What you should do:
State how many lines in the entries below hold the string "tools", and give nothing besides that number.

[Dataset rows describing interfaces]
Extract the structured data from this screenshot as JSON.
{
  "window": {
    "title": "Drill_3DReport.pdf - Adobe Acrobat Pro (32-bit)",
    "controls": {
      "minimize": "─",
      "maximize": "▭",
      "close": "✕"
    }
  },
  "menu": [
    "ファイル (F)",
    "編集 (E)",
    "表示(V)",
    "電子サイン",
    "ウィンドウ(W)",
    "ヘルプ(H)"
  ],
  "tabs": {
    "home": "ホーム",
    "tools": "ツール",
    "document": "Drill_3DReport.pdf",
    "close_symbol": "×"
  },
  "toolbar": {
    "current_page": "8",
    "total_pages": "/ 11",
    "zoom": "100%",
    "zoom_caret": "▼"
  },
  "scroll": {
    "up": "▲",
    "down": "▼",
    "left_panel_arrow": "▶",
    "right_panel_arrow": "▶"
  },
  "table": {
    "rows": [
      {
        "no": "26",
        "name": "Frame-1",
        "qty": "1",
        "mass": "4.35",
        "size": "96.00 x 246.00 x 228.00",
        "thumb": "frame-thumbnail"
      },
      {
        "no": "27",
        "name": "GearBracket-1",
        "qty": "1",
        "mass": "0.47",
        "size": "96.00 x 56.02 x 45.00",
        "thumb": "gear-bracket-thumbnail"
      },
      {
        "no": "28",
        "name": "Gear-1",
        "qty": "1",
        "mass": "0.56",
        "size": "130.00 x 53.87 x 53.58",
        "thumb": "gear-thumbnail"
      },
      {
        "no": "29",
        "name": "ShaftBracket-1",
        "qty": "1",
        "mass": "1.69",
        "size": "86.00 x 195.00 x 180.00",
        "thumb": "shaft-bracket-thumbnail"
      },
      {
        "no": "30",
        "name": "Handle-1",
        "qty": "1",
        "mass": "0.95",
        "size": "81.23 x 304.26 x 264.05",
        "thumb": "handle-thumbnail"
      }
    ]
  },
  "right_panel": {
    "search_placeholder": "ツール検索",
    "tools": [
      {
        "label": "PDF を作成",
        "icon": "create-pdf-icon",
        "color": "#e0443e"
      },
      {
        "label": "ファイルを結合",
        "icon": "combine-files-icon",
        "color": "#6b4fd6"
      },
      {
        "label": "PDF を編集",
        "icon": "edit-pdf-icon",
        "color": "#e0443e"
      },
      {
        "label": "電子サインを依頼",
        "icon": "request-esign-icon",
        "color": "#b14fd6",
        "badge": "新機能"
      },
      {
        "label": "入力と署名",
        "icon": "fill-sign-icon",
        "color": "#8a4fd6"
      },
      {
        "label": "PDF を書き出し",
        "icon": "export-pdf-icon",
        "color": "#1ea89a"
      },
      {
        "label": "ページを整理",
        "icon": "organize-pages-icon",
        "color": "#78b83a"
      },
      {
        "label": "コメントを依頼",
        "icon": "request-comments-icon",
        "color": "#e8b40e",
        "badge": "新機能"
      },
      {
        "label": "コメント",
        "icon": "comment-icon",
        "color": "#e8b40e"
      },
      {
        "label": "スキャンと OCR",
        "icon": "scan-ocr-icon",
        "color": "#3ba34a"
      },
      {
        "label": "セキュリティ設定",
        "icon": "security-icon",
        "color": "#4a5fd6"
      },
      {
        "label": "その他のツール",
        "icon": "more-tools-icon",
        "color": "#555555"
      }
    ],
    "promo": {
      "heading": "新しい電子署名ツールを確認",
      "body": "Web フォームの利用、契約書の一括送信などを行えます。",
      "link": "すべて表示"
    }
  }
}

Exercise output:
3